Saturday, February 28, 2009

the word in Paris

French writer Daniel Pennac is currently reading Herman Melville's Bartleby, nightly, on a little side-street not far from the Paris Opera. it's billed as a theatre piece, and it sort of is--the audience sits in the theatre, Pennac is on stage, he is beautifully lit, there is a backdrop of sorts (an elegantly evocative sail-cloth, hung from the wings). but really, Pennac simply reads the story to us.

story-telling isn't exactly trendy, but when it's well-done, a sold-out theatre of people hang on every word. i think Melville would be contented by Pennac's rendition of his story, assuming he could understand the French. the translation is elegant and sparse and forced me to focus on the story, the choice of words.

these photos are from last week's flash mob. it's rare in Paris to have a gathering that isn't patrolled by the rather frightening security police, but this event, organized largely through blogs & cellphones, swam under the police radar.

at noon exactly on February 18th, people gathered to read aloud for 5 minutes at Place St-Michel--a traditional mob gathering place, not far from the medieval origins of the Sorbonne. the flash-mob was organzied as a protest against cuts to funding for arts education. we need a similar protest in Canada...

first, imagine a great crowd of people, each of them holding a book. a whistle blows, and for five minutes, each of these people becomes deeply immersed in that book, reading aloud. imagine the muttering, declaiming, murmuring sound...

1 comment:

Jennifer K Dick said...

Excellent photos here!
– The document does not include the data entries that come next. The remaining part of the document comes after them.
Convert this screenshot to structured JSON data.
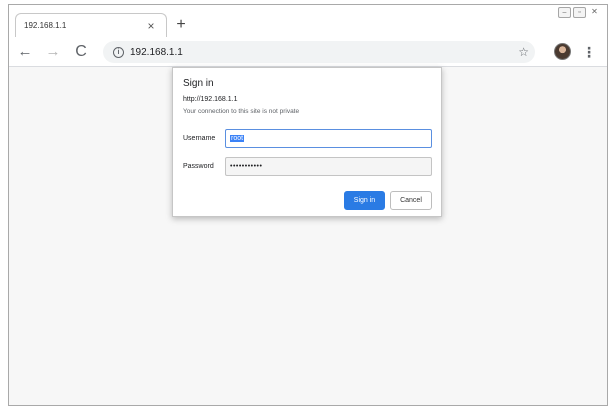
{
  "browser": {
    "tab": {
      "title": "192.168.1.1",
      "close_icon": "×"
    },
    "new_tab_icon": "+",
    "window_controls": {
      "minimize": "–",
      "maximize": "▫",
      "close": "✕"
    },
    "toolbar": {
      "back_icon": "←",
      "forward_icon": "→",
      "reload_icon": "C",
      "info_icon": "i",
      "url": "192.168.1.1",
      "star_icon": "☆",
      "menu_icon": "⋮"
    }
  },
  "dialog": {
    "title": "Sign in",
    "url": "http://192.168.1.1",
    "warning": "Your connection to this site is not private",
    "username_label": "Username",
    "username_value": "root",
    "password_label": "Password",
    "password_value": "•••••••••••",
    "signin_label": "Sign in",
    "cancel_label": "Cancel"
  },
  "colors": {
    "accent": "#2a7be4",
    "selection": "#3b82f7",
    "focus_border": "#5a8fe0"
  }
}
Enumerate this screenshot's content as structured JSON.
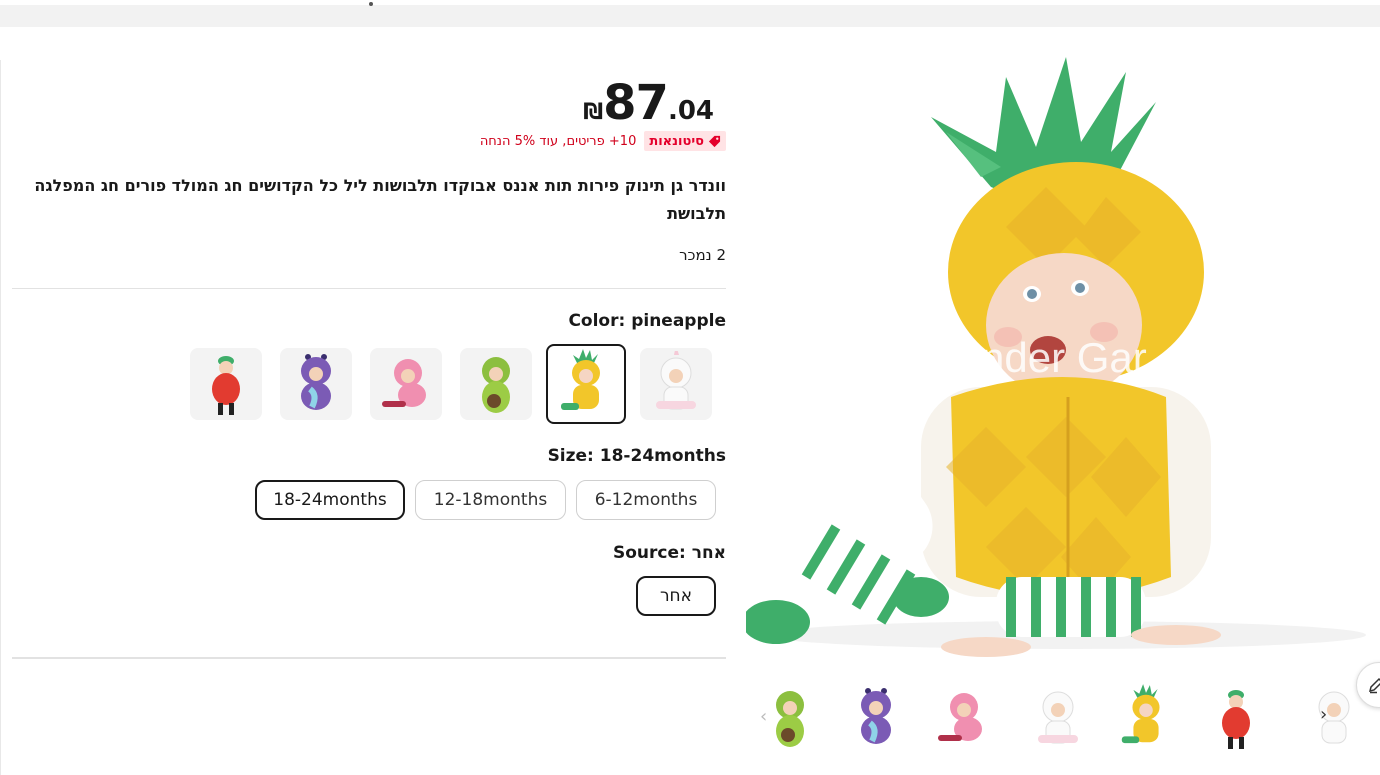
{
  "price": {
    "currency_symbol": "₪",
    "integer": "87",
    "decimal": ".04"
  },
  "promo": {
    "badge_label": "סיטונאות",
    "text": "10+ פריטים, עוד 5% הנחה"
  },
  "product": {
    "title": "וונדר גן תינוק פירות תות אננס אבוקדו תלבושות ליל כל הקדושים חג המולד פורים חג המפלגה תלבושת",
    "sold_count": "2 נמכר"
  },
  "color": {
    "label": "Color: pineapple",
    "options": [
      "unicorn",
      "pineapple",
      "avocado",
      "flamingo",
      "dragon",
      "strawberry"
    ],
    "selected": "pineapple"
  },
  "size": {
    "label": "Size: 18-24months",
    "options": [
      "6-12months",
      "12-18months",
      "18-24months"
    ],
    "selected": "18-24months"
  },
  "source": {
    "label": "Source: אחר",
    "options": [
      "אחר"
    ]
  },
  "gallery": {
    "main_watermark": "nder Gar",
    "thumbnails": [
      "avocado",
      "dragon",
      "flamingo",
      "unicorn",
      "pineapple",
      "strawberry",
      "unicorn"
    ]
  },
  "colors": {
    "promo_red": "#e4002b",
    "text_dark": "#191919",
    "border_light": "#cfcfcf",
    "pineapple_yellow": "#f2c62a",
    "leaf_green": "#3fae6a"
  }
}
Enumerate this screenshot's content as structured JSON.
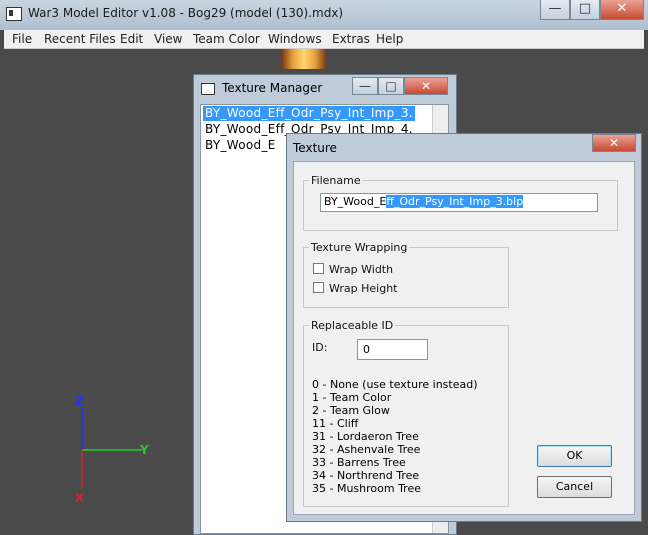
{
  "main_window": {
    "title": "War3 Model Editor v1.08 - Bog29 (model (130).mdx)",
    "controls": {
      "minimize": "—",
      "maximize": "□",
      "close": "✕"
    }
  },
  "menu": [
    {
      "label": "File"
    },
    {
      "label": "Recent Files"
    },
    {
      "label": "Edit"
    },
    {
      "label": "View"
    },
    {
      "label": "Team Color"
    },
    {
      "label": "Windows"
    },
    {
      "label": "Extras"
    },
    {
      "label": "Help"
    }
  ],
  "axes": {
    "x": "X",
    "y": "Y",
    "z": "Z"
  },
  "texture_manager": {
    "title": "Texture Manager",
    "items": [
      "BY_Wood_Eff_Odr_Psy_Int_Imp_3.",
      "BY_Wood_Eff_Odr_Psy_Int_Imp_4.",
      "BY_Wood_E"
    ],
    "selected_index": 0
  },
  "texture_dialog": {
    "title": "Texture",
    "filename": {
      "legend": "Filename",
      "value_prefix": "BY_Wood_E",
      "value_selected": "ff_Odr_Psy_Int_Imp_3.blp"
    },
    "wrapping": {
      "legend": "Texture Wrapping",
      "wrap_width": {
        "label": "Wrap Width",
        "checked": false
      },
      "wrap_height": {
        "label": "Wrap Height",
        "checked": false
      }
    },
    "replaceable": {
      "legend": "Replaceable ID",
      "id_label": "ID:",
      "id_value": "0",
      "options": [
        "0 - None (use texture instead)",
        "1 - Team Color",
        "2 - Team Glow",
        "11 - Cliff",
        "31 - Lordaeron Tree",
        "32 - Ashenvale Tree",
        "33 - Barrens Tree",
        "34 - Northrend Tree",
        "35 - Mushroom Tree"
      ]
    },
    "ok_label": "OK",
    "cancel_label": "Cancel"
  }
}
It is too bad you won't be in Paris for this week's big strike day, going out and checking the scene with you then tea would be more fun. Instead, I am teaching, not on strike. Paris Misses you!